Problem details:
What lines of the data below hold "active"? Show them.

*** Exercise data ***

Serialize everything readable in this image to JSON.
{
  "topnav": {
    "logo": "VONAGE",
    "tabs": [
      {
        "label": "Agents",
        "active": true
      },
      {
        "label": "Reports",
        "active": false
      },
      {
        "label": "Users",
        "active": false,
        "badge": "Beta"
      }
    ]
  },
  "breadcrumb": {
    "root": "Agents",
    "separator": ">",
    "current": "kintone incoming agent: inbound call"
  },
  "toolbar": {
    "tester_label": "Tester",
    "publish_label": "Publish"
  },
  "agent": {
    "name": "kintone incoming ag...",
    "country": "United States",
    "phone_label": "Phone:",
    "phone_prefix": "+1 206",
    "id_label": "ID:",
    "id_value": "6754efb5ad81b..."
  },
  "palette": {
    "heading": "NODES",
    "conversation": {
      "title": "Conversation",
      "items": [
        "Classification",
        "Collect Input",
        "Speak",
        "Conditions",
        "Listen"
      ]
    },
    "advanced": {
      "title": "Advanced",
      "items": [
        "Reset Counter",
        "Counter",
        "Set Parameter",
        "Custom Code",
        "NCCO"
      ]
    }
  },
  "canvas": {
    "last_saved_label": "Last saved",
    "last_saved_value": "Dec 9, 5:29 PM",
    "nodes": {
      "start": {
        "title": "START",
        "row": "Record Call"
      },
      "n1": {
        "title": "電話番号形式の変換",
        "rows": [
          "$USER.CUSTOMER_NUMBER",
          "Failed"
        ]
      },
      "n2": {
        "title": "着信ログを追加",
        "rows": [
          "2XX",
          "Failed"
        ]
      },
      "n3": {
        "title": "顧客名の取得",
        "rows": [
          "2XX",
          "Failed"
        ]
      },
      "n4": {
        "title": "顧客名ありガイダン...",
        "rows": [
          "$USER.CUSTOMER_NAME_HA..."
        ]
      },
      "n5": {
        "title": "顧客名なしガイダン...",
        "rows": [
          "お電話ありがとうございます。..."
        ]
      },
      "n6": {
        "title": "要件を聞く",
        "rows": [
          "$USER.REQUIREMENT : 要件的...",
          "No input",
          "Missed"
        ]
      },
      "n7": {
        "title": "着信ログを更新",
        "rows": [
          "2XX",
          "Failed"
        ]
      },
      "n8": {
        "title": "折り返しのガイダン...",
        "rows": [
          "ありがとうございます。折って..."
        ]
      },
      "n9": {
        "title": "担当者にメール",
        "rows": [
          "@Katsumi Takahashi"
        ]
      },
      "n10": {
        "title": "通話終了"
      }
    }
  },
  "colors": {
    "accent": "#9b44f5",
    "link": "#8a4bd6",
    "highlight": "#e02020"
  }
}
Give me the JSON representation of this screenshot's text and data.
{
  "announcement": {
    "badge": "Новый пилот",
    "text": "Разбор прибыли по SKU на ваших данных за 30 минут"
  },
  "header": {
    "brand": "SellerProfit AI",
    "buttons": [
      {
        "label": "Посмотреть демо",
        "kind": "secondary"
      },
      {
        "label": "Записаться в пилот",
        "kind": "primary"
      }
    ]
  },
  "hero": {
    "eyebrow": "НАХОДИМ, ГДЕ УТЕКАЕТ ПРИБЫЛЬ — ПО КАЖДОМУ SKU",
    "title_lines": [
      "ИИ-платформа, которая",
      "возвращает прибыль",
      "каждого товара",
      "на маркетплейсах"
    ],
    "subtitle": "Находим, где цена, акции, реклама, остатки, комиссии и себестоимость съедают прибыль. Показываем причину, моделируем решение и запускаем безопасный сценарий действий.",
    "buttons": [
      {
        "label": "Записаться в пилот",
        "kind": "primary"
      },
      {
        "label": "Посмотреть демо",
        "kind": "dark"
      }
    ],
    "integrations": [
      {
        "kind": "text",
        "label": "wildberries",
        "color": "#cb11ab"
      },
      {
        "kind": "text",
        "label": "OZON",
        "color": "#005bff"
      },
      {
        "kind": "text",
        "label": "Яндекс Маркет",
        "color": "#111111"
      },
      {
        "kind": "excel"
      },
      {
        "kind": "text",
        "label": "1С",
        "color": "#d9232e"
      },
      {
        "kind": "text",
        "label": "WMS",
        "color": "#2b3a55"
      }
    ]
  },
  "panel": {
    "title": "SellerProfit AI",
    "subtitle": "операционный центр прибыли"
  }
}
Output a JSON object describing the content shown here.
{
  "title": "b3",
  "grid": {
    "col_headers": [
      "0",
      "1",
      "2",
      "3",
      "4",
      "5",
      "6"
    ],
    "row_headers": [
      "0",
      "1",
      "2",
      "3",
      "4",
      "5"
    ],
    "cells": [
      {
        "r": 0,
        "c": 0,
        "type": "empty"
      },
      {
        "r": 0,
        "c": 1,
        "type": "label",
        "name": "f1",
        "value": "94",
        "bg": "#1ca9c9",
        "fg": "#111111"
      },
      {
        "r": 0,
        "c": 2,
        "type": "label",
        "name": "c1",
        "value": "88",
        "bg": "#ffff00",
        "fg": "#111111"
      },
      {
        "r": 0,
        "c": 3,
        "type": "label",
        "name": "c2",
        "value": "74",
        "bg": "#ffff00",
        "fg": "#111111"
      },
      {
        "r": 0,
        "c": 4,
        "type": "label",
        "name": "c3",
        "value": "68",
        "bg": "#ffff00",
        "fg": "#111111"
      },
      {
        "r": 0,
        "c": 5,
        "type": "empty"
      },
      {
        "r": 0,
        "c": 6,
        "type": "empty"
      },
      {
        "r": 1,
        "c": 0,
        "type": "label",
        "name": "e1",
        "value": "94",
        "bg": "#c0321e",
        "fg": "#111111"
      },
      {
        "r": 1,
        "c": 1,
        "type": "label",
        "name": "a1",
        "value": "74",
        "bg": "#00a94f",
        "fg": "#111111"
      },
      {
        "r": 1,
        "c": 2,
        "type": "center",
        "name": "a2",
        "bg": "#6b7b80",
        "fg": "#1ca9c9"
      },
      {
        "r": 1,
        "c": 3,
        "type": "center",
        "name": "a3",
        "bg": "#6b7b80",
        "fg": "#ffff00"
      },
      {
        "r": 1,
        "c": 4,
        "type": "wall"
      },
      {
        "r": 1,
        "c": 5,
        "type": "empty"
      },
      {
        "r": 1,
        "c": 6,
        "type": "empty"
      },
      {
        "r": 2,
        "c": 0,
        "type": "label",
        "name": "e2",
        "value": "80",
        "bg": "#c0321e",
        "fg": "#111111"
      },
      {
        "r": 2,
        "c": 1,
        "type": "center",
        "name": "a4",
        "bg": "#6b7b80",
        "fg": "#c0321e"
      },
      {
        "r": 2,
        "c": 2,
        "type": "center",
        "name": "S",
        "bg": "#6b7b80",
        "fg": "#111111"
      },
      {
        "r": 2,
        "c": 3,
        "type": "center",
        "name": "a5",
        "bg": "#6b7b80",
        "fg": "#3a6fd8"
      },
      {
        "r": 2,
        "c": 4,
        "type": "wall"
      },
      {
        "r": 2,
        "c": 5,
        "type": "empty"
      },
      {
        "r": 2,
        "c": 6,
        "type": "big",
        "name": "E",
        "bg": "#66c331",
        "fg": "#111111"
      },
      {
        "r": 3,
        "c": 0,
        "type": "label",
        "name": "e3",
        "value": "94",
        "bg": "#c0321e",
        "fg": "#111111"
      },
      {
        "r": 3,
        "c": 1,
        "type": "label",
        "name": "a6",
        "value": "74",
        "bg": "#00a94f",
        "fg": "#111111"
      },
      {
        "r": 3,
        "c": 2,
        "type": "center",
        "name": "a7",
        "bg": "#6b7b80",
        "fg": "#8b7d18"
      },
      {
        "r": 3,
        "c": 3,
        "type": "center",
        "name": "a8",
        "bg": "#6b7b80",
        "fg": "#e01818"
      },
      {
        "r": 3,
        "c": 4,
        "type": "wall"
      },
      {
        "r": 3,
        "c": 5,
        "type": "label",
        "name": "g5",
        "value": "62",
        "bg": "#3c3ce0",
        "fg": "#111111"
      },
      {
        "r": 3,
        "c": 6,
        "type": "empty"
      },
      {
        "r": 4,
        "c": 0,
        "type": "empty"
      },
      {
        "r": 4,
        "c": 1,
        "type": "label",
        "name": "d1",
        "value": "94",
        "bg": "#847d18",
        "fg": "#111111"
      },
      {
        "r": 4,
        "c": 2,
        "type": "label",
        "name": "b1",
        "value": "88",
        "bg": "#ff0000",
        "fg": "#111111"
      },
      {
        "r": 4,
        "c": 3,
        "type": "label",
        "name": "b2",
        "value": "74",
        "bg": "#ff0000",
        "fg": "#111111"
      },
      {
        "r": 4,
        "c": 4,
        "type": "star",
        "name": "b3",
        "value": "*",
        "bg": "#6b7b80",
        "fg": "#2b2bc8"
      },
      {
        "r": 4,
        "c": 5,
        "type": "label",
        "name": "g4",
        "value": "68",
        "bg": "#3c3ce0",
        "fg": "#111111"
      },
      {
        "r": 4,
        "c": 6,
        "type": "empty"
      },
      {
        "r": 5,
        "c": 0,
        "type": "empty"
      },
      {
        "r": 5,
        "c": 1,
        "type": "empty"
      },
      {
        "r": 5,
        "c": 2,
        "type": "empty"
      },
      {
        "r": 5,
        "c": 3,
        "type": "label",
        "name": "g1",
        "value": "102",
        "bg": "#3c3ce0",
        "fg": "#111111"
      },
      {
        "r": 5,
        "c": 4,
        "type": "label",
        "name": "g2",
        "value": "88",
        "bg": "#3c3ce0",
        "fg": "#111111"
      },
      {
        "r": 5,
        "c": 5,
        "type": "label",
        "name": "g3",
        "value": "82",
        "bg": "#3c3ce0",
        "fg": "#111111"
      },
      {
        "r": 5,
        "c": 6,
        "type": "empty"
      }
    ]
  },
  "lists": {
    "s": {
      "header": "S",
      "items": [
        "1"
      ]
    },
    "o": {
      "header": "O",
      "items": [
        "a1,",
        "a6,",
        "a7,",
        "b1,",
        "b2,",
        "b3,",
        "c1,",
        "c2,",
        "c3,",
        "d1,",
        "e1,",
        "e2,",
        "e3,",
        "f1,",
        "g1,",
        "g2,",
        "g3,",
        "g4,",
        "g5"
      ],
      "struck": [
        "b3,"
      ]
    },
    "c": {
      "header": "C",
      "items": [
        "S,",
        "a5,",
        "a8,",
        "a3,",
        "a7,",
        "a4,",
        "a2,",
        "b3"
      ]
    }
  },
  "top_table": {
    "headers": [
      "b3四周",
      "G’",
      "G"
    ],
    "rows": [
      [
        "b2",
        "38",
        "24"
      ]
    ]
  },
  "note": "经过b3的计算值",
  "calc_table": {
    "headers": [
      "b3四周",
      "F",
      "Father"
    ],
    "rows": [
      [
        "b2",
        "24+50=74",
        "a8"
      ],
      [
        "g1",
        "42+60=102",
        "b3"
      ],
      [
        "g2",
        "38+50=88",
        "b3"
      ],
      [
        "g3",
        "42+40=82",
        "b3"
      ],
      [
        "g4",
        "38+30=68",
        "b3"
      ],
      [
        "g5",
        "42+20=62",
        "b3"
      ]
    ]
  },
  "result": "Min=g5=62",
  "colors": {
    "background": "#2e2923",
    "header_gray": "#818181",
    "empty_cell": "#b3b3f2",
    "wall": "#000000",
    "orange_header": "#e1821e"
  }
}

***

Exercise solution:
        "active": true
        "active": false
        "active": false,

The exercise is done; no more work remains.